Solar Cells Made More Efficient


The use of solar cells has been the talk for years now and even used in lots of places to generate electricity. I have heard what a great idea it is and how the energy generated is similar to energy coming from fossil fuels which hold harmful effect on the environment. So why aren’t they used exclusively instead? Well, there are considerable limitations to the current silicon solar cells on market now.

What is wrong with the current widely used solar cells and why perovskites solar cells are better? To answer this we have to consider the limitations of silicon solar cells.

Silicon photovoltaic cells are made of matter which is hard to find in its pure form: silicon. The pure is obtained by separating it from silicon dioxide, which is beach sand. Well, sand is found is abundance but the problem arises when silicon needs to be separated.

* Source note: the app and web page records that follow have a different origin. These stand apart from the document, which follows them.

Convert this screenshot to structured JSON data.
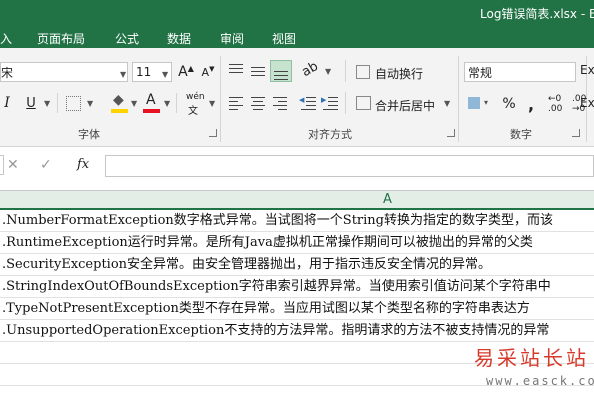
{
  "window": {
    "title": "Log错误简表.xlsx - Exc"
  },
  "tabs": [
    "入",
    "页面布局",
    "公式",
    "数据",
    "审阅",
    "视图"
  ],
  "font_group": {
    "font_name": "宋",
    "font_size": "11",
    "grow_label": "A",
    "shrink_label": "A",
    "italic": "I",
    "underline": "U",
    "fill_letter": "◆",
    "font_color_letter": "A",
    "phonetic": "wén",
    "label": "字体",
    "fill_color": "#ffd400",
    "font_color": "#e81123"
  },
  "align_group": {
    "wrap_text": "自动换行",
    "merge_center": "合并后居中",
    "label": "对齐方式"
  },
  "number_group": {
    "format": "常规",
    "currency": "▾",
    "percent": "%",
    "comma": ",",
    "label": "数字",
    "next_group_partial": "Exc",
    "next_group_partial2": "Exc"
  },
  "formula_bar": {
    "cancel": "✕",
    "enter": "✓",
    "fx": "fx",
    "content": ""
  },
  "grid": {
    "column_header": "A",
    "rows": [
      ".NumberFormatException数字格式异常。当试图将一个String转换为指定的数字类型，而该",
      ".RuntimeException运行时异常。是所有Java虚拟机正常操作期间可以被抛出的异常的父类",
      ".SecurityException安全异常。由安全管理器抛出，用于指示违反安全情况的异常。",
      ".StringIndexOutOfBoundsException字符串索引越界异常。当使用索引值访问某个字符串中",
      ".TypeNotPresentException类型不存在异常。当应用试图以某个类型名称的字符串表达方",
      ".UnsupportedOperationException不支持的方法异常。指明请求的方法不被支持情况的异常"
    ]
  },
  "watermark": {
    "line1": "易采站长站",
    "line2": "www.easck.com"
  },
  "colors": {
    "excel_green": "#217346",
    "ribbon_bg": "#f3f3f3",
    "selected_header": "#e3eee7"
  }
}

Silicon dioxide has to be melted at very high temperatures inside furnace and the cost of doing so is very high. Also, this adds greenhouse gases in the air. Not exactly helpful when one of the purpose of solar cells are to cut down emissions in the air from generating electricity.

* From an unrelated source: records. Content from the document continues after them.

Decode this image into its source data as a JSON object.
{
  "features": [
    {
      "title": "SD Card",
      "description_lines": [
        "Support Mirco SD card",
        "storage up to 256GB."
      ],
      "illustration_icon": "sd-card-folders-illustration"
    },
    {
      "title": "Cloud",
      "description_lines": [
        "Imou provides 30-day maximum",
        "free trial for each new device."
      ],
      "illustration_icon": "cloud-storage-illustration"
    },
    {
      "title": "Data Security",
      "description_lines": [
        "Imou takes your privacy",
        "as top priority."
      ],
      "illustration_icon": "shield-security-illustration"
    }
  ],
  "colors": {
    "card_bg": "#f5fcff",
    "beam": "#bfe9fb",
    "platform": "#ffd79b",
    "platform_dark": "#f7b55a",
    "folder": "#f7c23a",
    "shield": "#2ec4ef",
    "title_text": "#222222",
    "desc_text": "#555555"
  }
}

Perovskites on the other hand are made of organic molecules, mostly carbon and hydrogen, which bind with metal such as lead and halogen to form a three dimensional crystal lattice. This can be produced much more cheaply and with few emission in the process.

The other problem is their size and weight; silicon solar cells have to be of flat and placed in large heavy panels to work best. This is expensive and therefore seen mostly on rooftops and huge lands specifically for solar panels to generate electricity.

Perovskites can be manufactured as thin films which can be shaped to fit any surfaces. Since they are thin films they are very light so they can be applied to wearable devices and other appliances.

The third limitation is the power conversion efficiency which has been stuck at 25 percent for many years.

The perovskites produced energy much less when they were first discovered, however, due to the integration of different chemical materials the efficiency has increased greatly. There is potential for the efficiency to get higher still.

There is still research going on perovskites to know how safe they are and how easily they are weathered over years of use. But eventually once perfected they could change how we see solar cells now.